**Work request**
Retype every entry below exactly as it stands.

(Collected data entries)
◆ ◆ ◆ ◆
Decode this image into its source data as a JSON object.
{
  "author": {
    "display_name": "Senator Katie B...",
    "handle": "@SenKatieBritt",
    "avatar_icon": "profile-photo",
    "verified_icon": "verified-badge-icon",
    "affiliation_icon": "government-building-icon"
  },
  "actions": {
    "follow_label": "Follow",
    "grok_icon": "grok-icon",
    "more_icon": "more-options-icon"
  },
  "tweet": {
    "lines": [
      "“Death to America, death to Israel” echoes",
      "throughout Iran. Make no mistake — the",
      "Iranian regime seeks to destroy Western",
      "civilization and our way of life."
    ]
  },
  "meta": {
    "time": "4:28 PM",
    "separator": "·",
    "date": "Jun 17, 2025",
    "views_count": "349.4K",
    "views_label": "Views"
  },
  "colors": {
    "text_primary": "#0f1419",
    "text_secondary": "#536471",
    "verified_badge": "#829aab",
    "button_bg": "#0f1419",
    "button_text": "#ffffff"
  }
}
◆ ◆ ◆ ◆
**Your solution**
Decode this image into its source data as a JSON object.
{
  "author": {
    "display_name": "Senator Katie B...",
    "handle": "@SenKatieBritt",
    "avatar_icon": "profile-photo",
    "verified_icon": "verified-badge-icon",
    "affiliation_icon": "government-building-icon"
  },
  "actions": {
    "follow_label": "Follow",
    "grok_icon": "grok-icon",
    "more_icon": "more-options-icon"
  },
  "tweet": {
    "lines": [
      "“Death to America, death to Israel” echoes",
      "throughout Iran. Make no mistake — the",
      "Iranian regime seeks to destroy Western",
      "civilization and our way of life."
    ]
  },
  "meta": {
    "time": "4:28 PM",
    "separator": "·",
    "date": "Jun 17, 2025",
    "views_count": "349.4K",
    "views_label": "Views"
  },
  "colors": {
    "text_primary": "#0f1419",
    "text_secondary": "#536471",
    "verified_badge": "#829aab",
    "button_bg": "#0f1419",
    "button_text": "#ffffff"
  }
}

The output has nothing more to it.